§ EXERCISE GOAL
The entries below are to be written out exactly, with no images included.
### SUPPLIED MATERIAL ###
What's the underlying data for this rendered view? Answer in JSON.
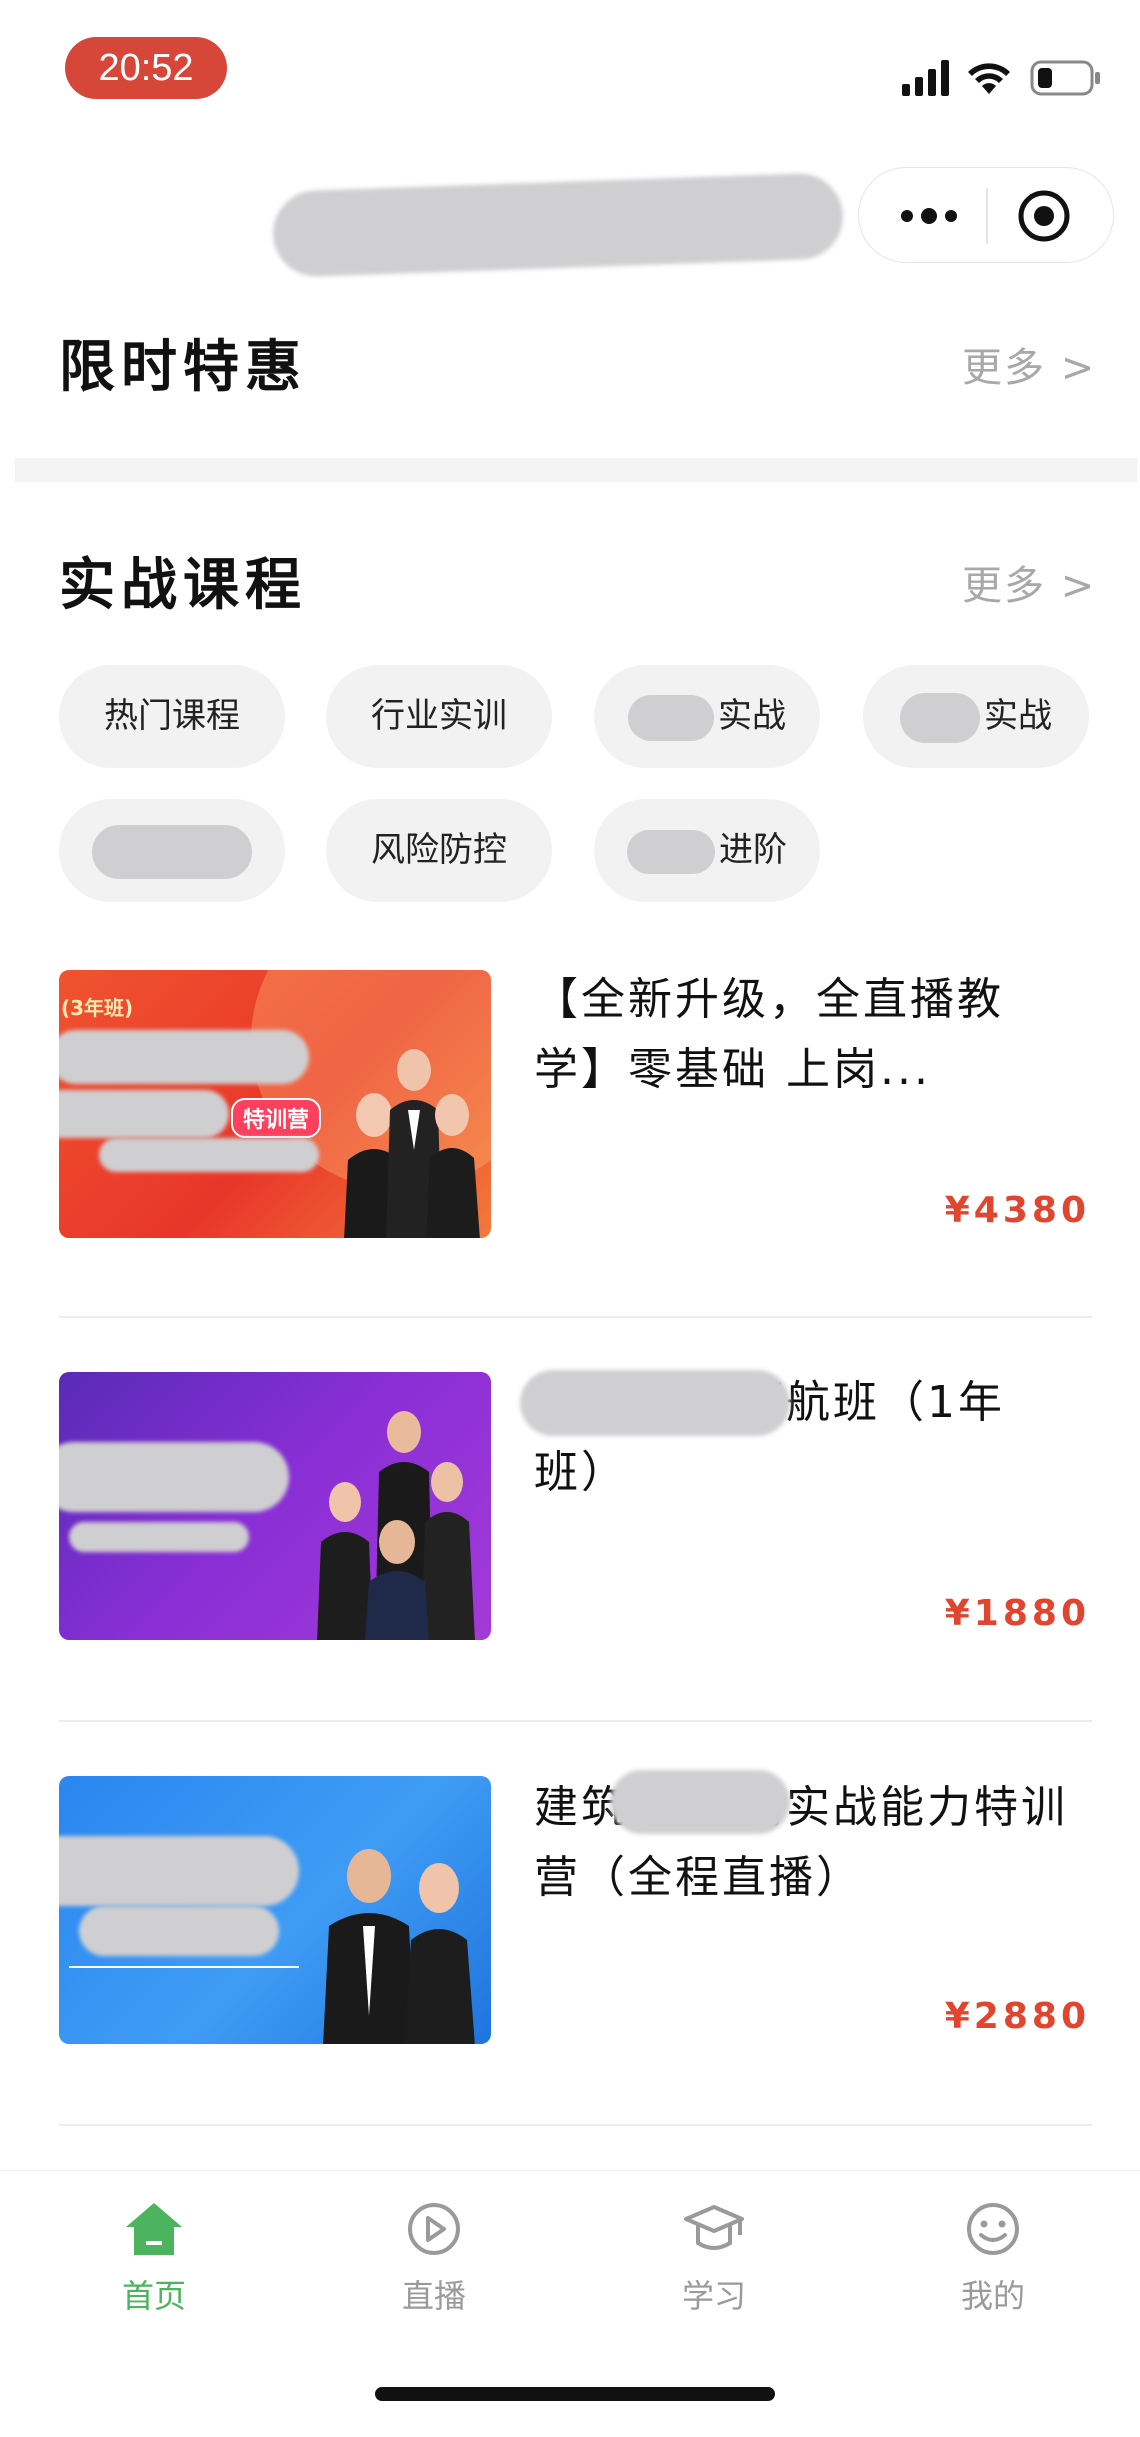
{
  "status_bar": {
    "time": "20:52"
  },
  "capsule": {
    "more_icon": "more-dots-icon",
    "close_icon": "target-circle-icon"
  },
  "sections": {
    "limited_offer": {
      "title": "限时特惠",
      "more": "更多 >"
    },
    "courses": {
      "title": "实战课程",
      "more": "更多 >"
    }
  },
  "chips": [
    "热门课程",
    "行业实训",
    "实战",
    "实战",
    "",
    "风险防控",
    "进阶"
  ],
  "course_list": [
    {
      "title": "【全新升级，全直播教学】零基础    上岗...",
      "price": "¥4380",
      "thumb_tag": "(3年班)",
      "thumb_badge": "特训营",
      "theme": "#e8432e"
    },
    {
      "title": "建筑    实战领航班（1年班）",
      "price": "¥1880",
      "theme": "#7a2fc4"
    },
    {
      "title": "建筑业    上岗实战能力特训营（全程直播）",
      "price": "¥2880",
      "theme": "#2d8df0"
    }
  ],
  "tabs": [
    {
      "label": "首页",
      "icon": "home-icon"
    },
    {
      "label": "直播",
      "icon": "play-circle-icon"
    },
    {
      "label": "学习",
      "icon": "graduation-cap-icon"
    },
    {
      "label": "我的",
      "icon": "smiley-face-icon"
    }
  ],
  "colors": {
    "accent_green": "#4cb45e",
    "price_red": "#e0452f",
    "time_pill": "#d6473a"
  }
}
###
§ SOLUTION TO THIS TASK
What's the underlying data for this rendered view? Answer in JSON.
{
  "status_bar": {
    "time": "20:52"
  },
  "capsule": {
    "more_icon": "more-dots-icon",
    "close_icon": "target-circle-icon"
  },
  "sections": {
    "limited_offer": {
      "title": "限时特惠",
      "more": "更多 >"
    },
    "courses": {
      "title": "实战课程",
      "more": "更多 >"
    }
  },
  "chips": [
    "热门课程",
    "行业实训",
    "实战",
    "实战",
    "",
    "风险防控",
    "进阶"
  ],
  "course_list": [
    {
      "title": "【全新升级，全直播教学】零基础    上岗...",
      "price": "¥4380",
      "thumb_tag": "(3年班)",
      "thumb_badge": "特训营",
      "theme": "#e8432e"
    },
    {
      "title": "建筑    实战领航班（1年班）",
      "price": "¥1880",
      "theme": "#7a2fc4"
    },
    {
      "title": "建筑业    上岗实战能力特训营（全程直播）",
      "price": "¥2880",
      "theme": "#2d8df0"
    }
  ],
  "tabs": [
    {
      "label": "首页",
      "icon": "home-icon"
    },
    {
      "label": "直播",
      "icon": "play-circle-icon"
    },
    {
      "label": "学习",
      "icon": "graduation-cap-icon"
    },
    {
      "label": "我的",
      "icon": "smiley-face-icon"
    }
  ],
  "colors": {
    "accent_green": "#4cb45e",
    "price_red": "#e0452f",
    "time_pill": "#d6473a"
  }
}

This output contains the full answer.